(DATA FOR THIS TASK begins)

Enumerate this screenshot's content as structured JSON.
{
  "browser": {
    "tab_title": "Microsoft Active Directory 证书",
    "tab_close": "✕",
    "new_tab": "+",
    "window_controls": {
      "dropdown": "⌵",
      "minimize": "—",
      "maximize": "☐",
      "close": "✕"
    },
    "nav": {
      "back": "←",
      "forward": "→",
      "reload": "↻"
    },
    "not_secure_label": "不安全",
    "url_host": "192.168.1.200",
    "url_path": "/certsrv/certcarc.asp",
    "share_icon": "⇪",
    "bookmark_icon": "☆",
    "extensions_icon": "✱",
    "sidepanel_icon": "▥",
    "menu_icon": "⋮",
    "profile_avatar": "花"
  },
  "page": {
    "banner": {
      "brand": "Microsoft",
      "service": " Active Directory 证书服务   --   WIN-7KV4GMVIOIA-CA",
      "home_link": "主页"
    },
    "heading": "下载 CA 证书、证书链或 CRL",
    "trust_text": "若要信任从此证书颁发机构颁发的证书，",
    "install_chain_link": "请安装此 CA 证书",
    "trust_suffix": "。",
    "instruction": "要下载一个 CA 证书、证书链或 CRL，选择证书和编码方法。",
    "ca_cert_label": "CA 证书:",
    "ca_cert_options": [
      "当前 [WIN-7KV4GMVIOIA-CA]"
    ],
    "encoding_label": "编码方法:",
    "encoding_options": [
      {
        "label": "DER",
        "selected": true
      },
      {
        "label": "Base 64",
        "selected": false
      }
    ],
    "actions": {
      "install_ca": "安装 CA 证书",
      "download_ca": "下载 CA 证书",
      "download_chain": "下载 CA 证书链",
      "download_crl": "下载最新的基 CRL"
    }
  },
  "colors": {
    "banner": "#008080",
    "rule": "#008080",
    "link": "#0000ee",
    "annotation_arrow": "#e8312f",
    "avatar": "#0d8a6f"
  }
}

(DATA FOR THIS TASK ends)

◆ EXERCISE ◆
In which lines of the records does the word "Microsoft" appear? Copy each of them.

◆ ANSWER FOR THE TASK ◆
    "tab_title": "Microsoft Active Directory 证书",
      "brand": "Microsoft",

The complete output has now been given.